Independent thesis Advanced level (degree of Master (Two Years)), 20 credits / 30 HE credits
Since the late 50th century, the automobile has been normative in the Swedish society (Lundin 2008). This has led to an urban environment deeply characterized by the motor vehicle and its necessities, while other means of transportation, such as train and bicycle, have been ignored and put aside. However, over the past decades, a new trend has been seen in urban planning as a consequence of the increasing knowledge of the negative qualities caused by the car. As a result, the bicycle is seen as a conceivable transport mode.
This thesis examines cycling on four issues:
- Why is there a need of more cyclists?
- How can the total number of cyclists as well as the number of satisfied cyclists increase?
- Which factors affect the choice of transport mode?
- Which factors affect the choice of route?
The first two questions are discussed from a literature study that was conducted at the beginning of the thesis. The literature discusses cycling from three perspectives – environmental, social and economical – and argues in favour of an increase in cycling from all three perspectives. Seen from an environmental point of view, cycling is seen as a perfect means of transportation. Several articles argue that an increase in the number of cyclists results in less pollution, less consumption of energy, less noise damage and less consumption of non-renewable resources. Seen from a social point of view, cycling is shown to have good effects on the public health. Moreover, it promotes equality and justice. This is due to the fact that cycling does not exclude travellers because of economic income, age or disabilities at the same extent as driving. The health promotions caused by cycling are also seen as a socio-economic benefit in the literature.

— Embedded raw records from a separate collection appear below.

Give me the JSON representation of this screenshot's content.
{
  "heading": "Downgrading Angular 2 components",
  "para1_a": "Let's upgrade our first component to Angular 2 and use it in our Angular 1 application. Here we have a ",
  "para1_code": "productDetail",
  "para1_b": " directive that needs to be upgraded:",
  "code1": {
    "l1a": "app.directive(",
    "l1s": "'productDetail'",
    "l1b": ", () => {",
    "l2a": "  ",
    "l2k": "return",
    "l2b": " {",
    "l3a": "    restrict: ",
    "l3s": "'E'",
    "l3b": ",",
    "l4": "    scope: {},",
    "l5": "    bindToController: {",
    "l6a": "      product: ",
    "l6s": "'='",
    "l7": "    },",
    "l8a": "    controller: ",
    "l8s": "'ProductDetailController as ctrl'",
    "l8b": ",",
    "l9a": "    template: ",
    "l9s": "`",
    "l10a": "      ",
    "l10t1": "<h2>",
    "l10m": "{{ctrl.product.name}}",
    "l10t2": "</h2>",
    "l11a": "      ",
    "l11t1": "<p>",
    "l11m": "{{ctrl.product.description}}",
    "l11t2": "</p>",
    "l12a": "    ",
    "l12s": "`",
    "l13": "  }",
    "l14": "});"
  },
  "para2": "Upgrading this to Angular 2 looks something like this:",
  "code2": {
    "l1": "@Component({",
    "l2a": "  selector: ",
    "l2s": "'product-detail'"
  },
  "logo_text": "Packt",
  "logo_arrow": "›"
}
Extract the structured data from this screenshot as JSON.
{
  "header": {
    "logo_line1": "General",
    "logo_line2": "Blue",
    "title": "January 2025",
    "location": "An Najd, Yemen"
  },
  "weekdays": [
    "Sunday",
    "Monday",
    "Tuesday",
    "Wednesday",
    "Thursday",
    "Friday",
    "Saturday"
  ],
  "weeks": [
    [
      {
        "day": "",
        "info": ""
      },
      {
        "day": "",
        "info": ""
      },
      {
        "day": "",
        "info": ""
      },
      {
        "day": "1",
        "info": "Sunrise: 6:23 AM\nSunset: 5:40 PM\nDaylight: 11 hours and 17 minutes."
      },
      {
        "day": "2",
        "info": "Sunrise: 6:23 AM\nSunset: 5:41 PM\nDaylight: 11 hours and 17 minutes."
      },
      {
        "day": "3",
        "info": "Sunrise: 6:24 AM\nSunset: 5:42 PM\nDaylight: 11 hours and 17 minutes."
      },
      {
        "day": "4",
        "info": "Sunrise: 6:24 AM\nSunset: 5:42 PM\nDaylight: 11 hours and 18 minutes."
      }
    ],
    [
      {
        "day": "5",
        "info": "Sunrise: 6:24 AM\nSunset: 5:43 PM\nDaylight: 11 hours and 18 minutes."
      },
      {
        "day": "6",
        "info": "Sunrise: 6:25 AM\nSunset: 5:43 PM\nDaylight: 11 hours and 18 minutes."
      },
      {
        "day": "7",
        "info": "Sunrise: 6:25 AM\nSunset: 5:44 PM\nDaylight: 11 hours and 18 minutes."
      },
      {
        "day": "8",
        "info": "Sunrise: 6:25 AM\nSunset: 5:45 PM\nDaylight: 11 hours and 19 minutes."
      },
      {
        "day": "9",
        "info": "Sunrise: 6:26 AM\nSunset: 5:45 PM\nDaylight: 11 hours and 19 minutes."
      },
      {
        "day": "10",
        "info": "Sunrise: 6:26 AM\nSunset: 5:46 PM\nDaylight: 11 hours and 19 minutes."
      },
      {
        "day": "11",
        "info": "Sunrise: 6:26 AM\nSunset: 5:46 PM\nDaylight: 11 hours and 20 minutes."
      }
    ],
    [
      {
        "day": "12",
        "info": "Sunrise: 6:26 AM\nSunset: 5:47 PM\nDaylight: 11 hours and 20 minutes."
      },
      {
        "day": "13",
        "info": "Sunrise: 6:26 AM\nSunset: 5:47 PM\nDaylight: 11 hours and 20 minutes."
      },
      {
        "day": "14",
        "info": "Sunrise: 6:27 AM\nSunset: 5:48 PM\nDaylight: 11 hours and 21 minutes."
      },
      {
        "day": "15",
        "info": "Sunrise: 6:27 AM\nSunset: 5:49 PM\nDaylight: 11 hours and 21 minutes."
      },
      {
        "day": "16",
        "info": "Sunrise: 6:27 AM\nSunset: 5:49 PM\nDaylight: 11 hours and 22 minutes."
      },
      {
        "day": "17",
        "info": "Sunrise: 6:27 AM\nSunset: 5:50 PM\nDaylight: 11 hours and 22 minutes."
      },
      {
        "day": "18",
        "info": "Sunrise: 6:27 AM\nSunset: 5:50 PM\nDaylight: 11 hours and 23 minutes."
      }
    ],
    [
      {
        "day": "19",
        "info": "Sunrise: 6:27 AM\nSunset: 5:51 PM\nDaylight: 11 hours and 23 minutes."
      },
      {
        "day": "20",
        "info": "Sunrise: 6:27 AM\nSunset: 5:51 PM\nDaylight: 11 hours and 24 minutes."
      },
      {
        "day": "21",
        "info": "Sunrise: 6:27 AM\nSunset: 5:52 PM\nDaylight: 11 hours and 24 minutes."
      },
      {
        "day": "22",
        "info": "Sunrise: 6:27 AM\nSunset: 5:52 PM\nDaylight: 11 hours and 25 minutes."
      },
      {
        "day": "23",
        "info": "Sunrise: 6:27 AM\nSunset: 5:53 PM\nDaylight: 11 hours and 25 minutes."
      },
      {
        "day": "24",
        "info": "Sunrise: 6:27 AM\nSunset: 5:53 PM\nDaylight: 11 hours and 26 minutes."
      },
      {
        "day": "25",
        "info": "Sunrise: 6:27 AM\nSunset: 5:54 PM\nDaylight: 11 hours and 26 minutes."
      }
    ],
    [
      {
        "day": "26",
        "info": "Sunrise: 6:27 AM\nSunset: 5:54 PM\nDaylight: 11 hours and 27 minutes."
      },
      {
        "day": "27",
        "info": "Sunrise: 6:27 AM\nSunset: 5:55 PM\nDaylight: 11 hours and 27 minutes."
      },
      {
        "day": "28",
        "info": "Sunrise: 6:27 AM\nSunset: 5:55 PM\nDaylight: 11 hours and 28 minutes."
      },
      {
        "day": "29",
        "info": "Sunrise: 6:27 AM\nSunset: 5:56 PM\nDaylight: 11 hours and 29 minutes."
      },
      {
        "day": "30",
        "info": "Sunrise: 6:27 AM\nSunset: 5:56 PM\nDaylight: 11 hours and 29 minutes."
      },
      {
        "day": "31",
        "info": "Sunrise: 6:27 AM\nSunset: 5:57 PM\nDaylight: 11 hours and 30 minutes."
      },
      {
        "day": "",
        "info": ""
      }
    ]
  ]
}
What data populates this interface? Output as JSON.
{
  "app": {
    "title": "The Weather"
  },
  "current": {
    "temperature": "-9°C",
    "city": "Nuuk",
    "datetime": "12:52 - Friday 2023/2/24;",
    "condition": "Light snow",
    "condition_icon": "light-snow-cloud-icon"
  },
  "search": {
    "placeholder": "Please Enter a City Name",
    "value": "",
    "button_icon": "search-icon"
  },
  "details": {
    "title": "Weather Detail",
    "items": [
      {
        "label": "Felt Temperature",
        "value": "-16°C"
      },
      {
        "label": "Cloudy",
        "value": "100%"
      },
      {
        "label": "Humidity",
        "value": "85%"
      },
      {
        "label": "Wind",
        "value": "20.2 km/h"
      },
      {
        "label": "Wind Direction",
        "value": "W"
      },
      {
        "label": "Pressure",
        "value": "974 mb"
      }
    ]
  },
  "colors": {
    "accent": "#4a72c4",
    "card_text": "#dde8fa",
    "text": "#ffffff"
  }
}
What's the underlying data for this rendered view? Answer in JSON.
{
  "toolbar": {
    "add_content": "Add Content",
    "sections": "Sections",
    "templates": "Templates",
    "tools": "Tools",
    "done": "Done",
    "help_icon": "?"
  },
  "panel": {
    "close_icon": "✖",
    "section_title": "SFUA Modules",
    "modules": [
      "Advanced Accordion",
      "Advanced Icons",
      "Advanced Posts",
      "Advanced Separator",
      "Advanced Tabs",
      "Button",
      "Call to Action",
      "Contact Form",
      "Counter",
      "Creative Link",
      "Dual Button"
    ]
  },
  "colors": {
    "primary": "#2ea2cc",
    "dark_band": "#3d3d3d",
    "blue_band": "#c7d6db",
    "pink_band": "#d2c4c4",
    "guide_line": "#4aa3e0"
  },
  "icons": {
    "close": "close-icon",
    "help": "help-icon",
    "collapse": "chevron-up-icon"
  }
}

Moreover, several articles argues that an increase in cycling, if it comes at the expense of the motorised traffic, results in less congestion and shorter travel times. This is due to the fact that the bicycle needs less space. As a result, highly valued land, such as parking facilities, can be used for other functions.
Furthermore, several measures are described as important in order to increase the number of cyclists in the literature. These measures are classified into four groups: physical measurements, mobility management, financial restrictions and legal restrictions. Among the physical measurements, cycling infrastructure, adjusted crossings, cycling parking and traffic calming are seen as the most important factors. When it comes to mobility management, cycling events, advertising and education are described as particularly significant. Looking at financial and legal restrictions, parking fees, congestion charges, speed limits and parking ratios are seen as the most efficient measures.
The third and fourth issue are discussed from a case study conducted in the city of Linköping. The case study indicates that the mode of transportation and the route of transportation are chosen from a large number of interacting factors. When it comes to transport mode, six factors appear to be particularly important: health, travel time, flexibility, environment, satisfaction and travel cost. In terms of route, four factors seem to be decisive: travel time, traffic safety, satisfaction and the number of stops.
The results show that the decision of whether to cycle or not is complex. The choice is not made out of one single aspect. Rather, in order to increase the number of cyclists, several accompanying measures are needed. These kinds of accompanying measures are advocated in the literature. Several articles indicate that such efforts are shown to be very efficient in increasing the bicycle use.
2011. , 50 p.
Håkansson, Maria, Bitr. univ. lektor